Page and application data records:
_ _ _ _

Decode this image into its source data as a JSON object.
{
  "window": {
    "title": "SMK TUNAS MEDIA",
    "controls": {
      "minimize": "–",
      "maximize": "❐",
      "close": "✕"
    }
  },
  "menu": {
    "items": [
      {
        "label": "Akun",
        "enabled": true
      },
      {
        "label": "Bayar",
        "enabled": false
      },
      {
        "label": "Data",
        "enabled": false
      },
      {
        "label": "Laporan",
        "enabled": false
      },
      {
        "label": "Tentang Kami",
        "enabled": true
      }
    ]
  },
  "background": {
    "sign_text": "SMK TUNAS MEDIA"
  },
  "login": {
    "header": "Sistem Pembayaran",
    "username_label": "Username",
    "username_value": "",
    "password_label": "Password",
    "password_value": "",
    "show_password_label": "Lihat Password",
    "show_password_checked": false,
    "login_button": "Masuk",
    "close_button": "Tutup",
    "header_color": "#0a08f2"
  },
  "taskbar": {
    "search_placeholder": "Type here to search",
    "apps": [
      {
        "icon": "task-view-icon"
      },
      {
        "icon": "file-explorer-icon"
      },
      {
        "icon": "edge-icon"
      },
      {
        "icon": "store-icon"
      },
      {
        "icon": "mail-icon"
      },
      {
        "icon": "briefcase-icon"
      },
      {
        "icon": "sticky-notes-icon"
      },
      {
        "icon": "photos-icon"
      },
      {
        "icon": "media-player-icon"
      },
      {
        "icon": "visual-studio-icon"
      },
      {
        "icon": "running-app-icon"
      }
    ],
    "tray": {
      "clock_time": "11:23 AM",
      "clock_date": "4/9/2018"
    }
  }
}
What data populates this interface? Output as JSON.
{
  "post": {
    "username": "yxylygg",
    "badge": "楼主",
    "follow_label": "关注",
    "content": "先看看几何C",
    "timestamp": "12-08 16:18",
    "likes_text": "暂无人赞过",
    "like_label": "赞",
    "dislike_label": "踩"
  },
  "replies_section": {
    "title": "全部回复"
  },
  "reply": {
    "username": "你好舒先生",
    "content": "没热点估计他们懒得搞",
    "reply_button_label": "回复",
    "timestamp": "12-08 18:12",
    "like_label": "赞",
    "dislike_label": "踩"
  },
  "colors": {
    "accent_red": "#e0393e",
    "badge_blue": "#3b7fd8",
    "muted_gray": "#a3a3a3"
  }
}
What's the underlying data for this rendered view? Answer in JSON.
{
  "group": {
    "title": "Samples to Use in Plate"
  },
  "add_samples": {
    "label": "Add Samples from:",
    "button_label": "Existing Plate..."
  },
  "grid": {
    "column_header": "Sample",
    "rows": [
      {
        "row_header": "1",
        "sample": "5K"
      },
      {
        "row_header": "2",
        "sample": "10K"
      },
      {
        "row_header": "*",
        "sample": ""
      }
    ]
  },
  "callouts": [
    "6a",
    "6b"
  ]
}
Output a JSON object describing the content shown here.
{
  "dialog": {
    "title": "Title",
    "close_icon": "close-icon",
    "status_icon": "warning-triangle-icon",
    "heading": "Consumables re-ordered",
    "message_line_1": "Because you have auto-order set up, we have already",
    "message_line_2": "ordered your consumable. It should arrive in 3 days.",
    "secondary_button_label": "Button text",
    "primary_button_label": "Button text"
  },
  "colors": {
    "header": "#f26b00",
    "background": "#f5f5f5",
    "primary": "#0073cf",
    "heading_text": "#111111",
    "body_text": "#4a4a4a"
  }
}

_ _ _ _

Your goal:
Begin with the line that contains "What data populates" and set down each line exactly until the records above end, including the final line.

Solution:
What data populates this interface? Output as JSON.
{
  "post": {
    "username": "yxylygg",
    "badge": "楼主",
    "follow_label": "关注",
    "content": "先看看几何C",
    "timestamp": "12-08 16:18",
    "likes_text": "暂无人赞过",
    "like_label": "赞",
    "dislike_label": "踩"
  },
  "replies_section": {
    "title": "全部回复"
  },
  "reply": {
    "username": "你好舒先生",
    "content": "没热点估计他们懒得搞",
    "reply_button_label": "回复",
    "timestamp": "12-08 18:12",
    "like_label": "赞",
    "dislike_label": "踩"
  },
  "colors": {
    "accent_red": "#e0393e",
    "badge_blue": "#3b7fd8",
    "muted_gray": "#a3a3a3"
  }
}
What's the underlying data for this rendered view? Answer in JSON.
{
  "group": {
    "title": "Samples to Use in Plate"
  },
  "add_samples": {
    "label": "Add Samples from:",
    "button_label": "Existing Plate..."
  },
  "grid": {
    "column_header": "Sample",
    "rows": [
      {
        "row_header": "1",
        "sample": "5K"
      },
      {
        "row_header": "2",
        "sample": "10K"
      },
      {
        "row_header": "*",
        "sample": ""
      }
    ]
  },
  "callouts": [
    "6a",
    "6b"
  ]
}
Output a JSON object describing the content shown here.
{
  "dialog": {
    "title": "Title",
    "close_icon": "close-icon",
    "status_icon": "warning-triangle-icon",
    "heading": "Consumables re-ordered",
    "message_line_1": "Because you have auto-order set up, we have already",
    "message_line_2": "ordered your consumable. It should arrive in 3 days.",
    "secondary_button_label": "Button text",
    "primary_button_label": "Button text"
  },
  "colors": {
    "header": "#f26b00",
    "background": "#f5f5f5",
    "primary": "#0073cf",
    "heading_text": "#111111",
    "body_text": "#4a4a4a"
  }
}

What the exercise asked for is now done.